Every year there are more than 400,000 American children who are torn away from their friends, schools and homes to pick the food we all eat.  Zulema, Perla and Victor labor as migrant farm workers, sacrificing their own childhoods to help their families survive.  THE HARVEST/LA COSECHA profiles these three as they journey from the scorching heat of Texas’ onion fields to the winter snows of the Michigan apple orchards and back south to the humidity of Florida’s tomato fields to follow the harvest.

From the Producers of the Academy-Award® Nominated film, WAR/DANCE and Executive Producer Eva Longoria, this award-winning documentary provides an intimate glimpse into the lives of these children who struggle to dream while working 12 – 14 hours a day, 7 days a week to feed America.

Learn more about this award-winning film at Here’s a two-minute trailer.

Theft of Service Bill Passes TX Senate

From the desk of Texas Senator Jose Rodriguez  comes word that SB 1024 which would protect workers from employers who would otherwise skip out on paying them for their work, passed the Senate unanimously.

AUSTIN — Yesterday, State Senator José Rodríguez’s Senate Bill (SB) 1024 passed the Texas State Senate with a unanimous vote of 31-0.  When signed into law, the measure will clarify existing law in order to reduce the number of workers who are not paid wages promised by an employer.

Annually, the Worker’s Defense Project receives complaints from workers accounting for nearly $7 million in unpaid wages.
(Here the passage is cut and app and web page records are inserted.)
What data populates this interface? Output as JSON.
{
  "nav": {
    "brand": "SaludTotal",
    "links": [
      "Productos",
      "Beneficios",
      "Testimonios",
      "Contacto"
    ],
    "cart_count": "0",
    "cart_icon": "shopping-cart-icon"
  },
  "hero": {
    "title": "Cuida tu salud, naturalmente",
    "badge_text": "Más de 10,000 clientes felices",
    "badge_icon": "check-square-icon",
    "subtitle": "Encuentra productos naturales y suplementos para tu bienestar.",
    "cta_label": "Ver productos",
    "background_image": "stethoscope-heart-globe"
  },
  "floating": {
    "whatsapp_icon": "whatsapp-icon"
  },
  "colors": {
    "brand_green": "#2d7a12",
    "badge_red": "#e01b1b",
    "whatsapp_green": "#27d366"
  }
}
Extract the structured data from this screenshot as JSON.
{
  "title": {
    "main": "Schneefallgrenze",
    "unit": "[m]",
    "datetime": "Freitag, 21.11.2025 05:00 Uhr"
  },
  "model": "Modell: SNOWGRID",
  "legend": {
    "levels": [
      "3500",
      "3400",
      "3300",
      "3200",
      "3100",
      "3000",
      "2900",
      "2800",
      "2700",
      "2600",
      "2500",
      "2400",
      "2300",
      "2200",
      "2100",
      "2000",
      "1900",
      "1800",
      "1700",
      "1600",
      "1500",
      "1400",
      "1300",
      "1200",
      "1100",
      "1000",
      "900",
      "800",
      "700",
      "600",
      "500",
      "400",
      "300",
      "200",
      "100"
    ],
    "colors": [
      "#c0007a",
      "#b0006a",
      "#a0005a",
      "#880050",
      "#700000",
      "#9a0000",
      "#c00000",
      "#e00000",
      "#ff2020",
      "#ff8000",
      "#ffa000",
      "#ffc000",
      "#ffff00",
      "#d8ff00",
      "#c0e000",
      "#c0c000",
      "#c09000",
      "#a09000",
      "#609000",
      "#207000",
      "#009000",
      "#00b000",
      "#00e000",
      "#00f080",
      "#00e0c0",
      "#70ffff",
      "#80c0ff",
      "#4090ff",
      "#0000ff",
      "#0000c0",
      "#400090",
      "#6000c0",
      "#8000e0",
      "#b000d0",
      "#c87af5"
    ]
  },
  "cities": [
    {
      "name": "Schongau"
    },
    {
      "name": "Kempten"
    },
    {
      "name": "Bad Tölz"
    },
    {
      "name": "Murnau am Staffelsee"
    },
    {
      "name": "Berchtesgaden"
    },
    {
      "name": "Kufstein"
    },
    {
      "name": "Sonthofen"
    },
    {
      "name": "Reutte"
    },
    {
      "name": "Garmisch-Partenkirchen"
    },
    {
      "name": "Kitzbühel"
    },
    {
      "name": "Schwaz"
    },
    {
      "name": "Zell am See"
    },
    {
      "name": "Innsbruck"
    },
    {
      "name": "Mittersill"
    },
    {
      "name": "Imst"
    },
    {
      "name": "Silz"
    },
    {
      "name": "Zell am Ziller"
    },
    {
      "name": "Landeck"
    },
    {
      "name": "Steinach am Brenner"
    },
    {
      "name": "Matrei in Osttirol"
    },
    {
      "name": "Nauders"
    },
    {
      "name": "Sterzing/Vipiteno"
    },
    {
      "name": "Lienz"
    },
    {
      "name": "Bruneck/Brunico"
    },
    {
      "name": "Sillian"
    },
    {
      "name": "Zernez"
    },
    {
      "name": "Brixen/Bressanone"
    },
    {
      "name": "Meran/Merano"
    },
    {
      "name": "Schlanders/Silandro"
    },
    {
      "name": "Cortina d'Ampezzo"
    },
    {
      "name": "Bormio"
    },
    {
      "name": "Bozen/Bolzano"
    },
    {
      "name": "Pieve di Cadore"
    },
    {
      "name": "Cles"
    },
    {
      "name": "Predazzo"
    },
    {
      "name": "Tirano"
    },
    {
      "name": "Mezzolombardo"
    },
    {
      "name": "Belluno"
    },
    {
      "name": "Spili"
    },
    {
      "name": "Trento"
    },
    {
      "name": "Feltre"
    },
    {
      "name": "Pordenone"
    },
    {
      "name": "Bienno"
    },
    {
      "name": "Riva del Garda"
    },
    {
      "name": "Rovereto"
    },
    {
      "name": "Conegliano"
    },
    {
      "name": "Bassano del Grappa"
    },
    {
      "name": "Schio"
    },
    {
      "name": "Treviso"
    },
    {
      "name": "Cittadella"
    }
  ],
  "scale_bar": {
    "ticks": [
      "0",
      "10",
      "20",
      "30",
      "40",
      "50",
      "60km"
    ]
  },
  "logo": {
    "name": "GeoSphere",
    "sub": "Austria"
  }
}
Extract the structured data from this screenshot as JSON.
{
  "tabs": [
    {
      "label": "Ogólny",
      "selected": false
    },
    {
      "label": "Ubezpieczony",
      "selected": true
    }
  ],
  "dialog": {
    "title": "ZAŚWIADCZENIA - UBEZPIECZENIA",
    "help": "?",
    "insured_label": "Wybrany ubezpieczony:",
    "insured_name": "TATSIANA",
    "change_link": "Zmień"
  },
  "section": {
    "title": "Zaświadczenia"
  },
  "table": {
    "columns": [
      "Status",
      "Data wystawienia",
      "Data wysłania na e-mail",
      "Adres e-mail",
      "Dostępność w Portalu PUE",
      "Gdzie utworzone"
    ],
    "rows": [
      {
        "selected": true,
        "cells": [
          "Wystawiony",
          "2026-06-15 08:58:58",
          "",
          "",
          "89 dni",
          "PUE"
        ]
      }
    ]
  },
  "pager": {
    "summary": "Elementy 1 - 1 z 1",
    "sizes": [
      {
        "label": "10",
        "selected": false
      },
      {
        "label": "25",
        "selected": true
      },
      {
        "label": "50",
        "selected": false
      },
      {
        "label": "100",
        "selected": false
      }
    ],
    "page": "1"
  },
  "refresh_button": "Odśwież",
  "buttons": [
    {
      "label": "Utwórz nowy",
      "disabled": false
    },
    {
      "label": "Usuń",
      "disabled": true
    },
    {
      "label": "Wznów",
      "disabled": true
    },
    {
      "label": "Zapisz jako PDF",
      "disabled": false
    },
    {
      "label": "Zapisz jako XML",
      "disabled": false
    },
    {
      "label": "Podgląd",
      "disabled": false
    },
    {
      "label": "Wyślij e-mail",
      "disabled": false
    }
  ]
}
“This bill will strengthen current law to make sure that those who do the work, get paid what they were promised,” said State Senator Rodríguez. “Although most employers follow the law, for those who think it’s acceptable to only pay partial wages, we must make sure the law is clear and that they are held responsible.”

In certain industries, such as construction, one in every five workers experiences wage theft.  Day laborers in particular are significantly affected by this issue, with 50 percent having experienced wage theft.  The impact of this theft is widespread and has caused many Texans to be unable to meet their families’ basic needs.

SB 1024 adds a section to the Texas Penal Code, which maintains that a person commits theft of service if, with intent to avoid payment, that person fails to make full payment after receiving notice demanding payment if the compensation was to be paid periodically. is a supporter of the Texas Workers’ Defense Project and their lobbying efforts.

Starving for Good Jobs Food Drive

Courtesy ~

After the City of Houston redistricting hearings, make your way down to 1001 McKinney to help the janitors who were fired from their jobs by the management company of that building–Cameron Management. Here’s more from SEIU Local 1:

Dear Friend,

It’s been over a week since most of the janitors who cleaned this building, 1001 McKinney, lost their good jobs. For the nine families affected, it’s been an anxious nine days of struggle as they face life without the fair wages and access to affordable health care those good jobs used to provide.

On Wednesday, April 13 stand together with Houston’s working families by donating non-perishable food items to the “Starving for Good Jobs” food drive in benefit of the fired 1001 McKinney janitors and their families.

The food drive will take place in front of 1001 McKinney from 12-1PM on Wednesday.

Now more than ever, our city needs employers who are committed to creating and protecting good jobs—not cutting wages and benefits to pad corporate profits. While companies like Cameron Management and PJS turn their backs on working people, we must step up to protect Houston’s chance for a better future.

Five years ago, responsible business owners joined Houston janitors in creating good jobs and raising standards in the cleaning industry. Together with their employees, these companies created a path out of poverty for thousands of janitors and their families—including access to affordable health care. But Cameron Management—the company that owns 1001 McKinney Place—has rolled back that progress by hiring PJS, a cleaning contractor that pays janitors poverty wages and denies them a voice on the job.

Please contact Paloma Martinez at if you plan to donate or for more information.